── Materials provided ──

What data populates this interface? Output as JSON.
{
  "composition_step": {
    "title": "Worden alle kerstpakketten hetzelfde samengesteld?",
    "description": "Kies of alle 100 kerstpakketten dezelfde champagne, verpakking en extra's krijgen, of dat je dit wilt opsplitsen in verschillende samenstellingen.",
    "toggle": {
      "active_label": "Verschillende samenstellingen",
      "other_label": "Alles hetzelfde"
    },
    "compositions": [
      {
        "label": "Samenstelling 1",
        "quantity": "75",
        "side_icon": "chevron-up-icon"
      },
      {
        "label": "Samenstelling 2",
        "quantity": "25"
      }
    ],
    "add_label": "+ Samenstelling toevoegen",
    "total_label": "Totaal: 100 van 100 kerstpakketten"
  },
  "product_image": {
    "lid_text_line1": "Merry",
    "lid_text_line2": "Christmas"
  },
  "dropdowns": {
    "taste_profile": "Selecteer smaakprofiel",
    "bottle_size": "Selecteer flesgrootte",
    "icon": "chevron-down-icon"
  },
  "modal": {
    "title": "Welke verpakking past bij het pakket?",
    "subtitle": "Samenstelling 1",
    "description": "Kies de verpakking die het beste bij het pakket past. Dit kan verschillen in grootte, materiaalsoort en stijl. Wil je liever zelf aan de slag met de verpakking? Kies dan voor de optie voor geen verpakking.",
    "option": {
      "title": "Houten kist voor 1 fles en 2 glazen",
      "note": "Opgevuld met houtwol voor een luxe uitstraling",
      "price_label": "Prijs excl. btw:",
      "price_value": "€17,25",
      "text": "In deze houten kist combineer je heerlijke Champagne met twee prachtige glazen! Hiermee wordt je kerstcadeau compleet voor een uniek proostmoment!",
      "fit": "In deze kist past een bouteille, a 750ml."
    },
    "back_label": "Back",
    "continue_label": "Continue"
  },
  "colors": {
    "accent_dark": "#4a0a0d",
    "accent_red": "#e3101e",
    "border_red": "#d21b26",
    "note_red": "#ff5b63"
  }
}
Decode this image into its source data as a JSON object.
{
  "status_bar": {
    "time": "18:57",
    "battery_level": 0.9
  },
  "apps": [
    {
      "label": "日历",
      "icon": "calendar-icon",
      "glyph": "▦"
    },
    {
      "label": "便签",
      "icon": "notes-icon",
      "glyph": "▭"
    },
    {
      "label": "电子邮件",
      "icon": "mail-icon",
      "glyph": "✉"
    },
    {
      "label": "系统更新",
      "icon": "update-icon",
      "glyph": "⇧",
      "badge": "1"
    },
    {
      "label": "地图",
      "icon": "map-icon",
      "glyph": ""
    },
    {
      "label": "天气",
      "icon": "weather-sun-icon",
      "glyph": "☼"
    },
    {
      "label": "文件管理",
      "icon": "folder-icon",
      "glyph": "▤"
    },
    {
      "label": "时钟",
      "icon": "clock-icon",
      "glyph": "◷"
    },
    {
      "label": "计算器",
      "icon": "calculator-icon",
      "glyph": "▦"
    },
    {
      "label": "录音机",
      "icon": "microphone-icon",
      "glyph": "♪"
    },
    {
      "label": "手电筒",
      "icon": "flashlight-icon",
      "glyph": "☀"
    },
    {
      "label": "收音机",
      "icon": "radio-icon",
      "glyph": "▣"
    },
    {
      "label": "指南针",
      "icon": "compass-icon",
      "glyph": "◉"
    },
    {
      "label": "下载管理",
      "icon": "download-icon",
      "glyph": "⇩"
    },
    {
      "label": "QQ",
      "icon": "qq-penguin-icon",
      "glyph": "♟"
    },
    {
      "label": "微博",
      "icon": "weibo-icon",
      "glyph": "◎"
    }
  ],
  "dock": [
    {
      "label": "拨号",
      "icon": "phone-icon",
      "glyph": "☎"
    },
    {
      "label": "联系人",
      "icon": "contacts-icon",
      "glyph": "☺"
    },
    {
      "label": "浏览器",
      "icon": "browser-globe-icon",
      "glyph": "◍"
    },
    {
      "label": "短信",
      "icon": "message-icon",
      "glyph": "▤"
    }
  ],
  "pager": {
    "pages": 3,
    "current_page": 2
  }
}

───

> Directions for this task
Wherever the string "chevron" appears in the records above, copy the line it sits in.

> Answer box
        "side_icon": "chevron-up-icon"
    "icon": "chevron-down-icon"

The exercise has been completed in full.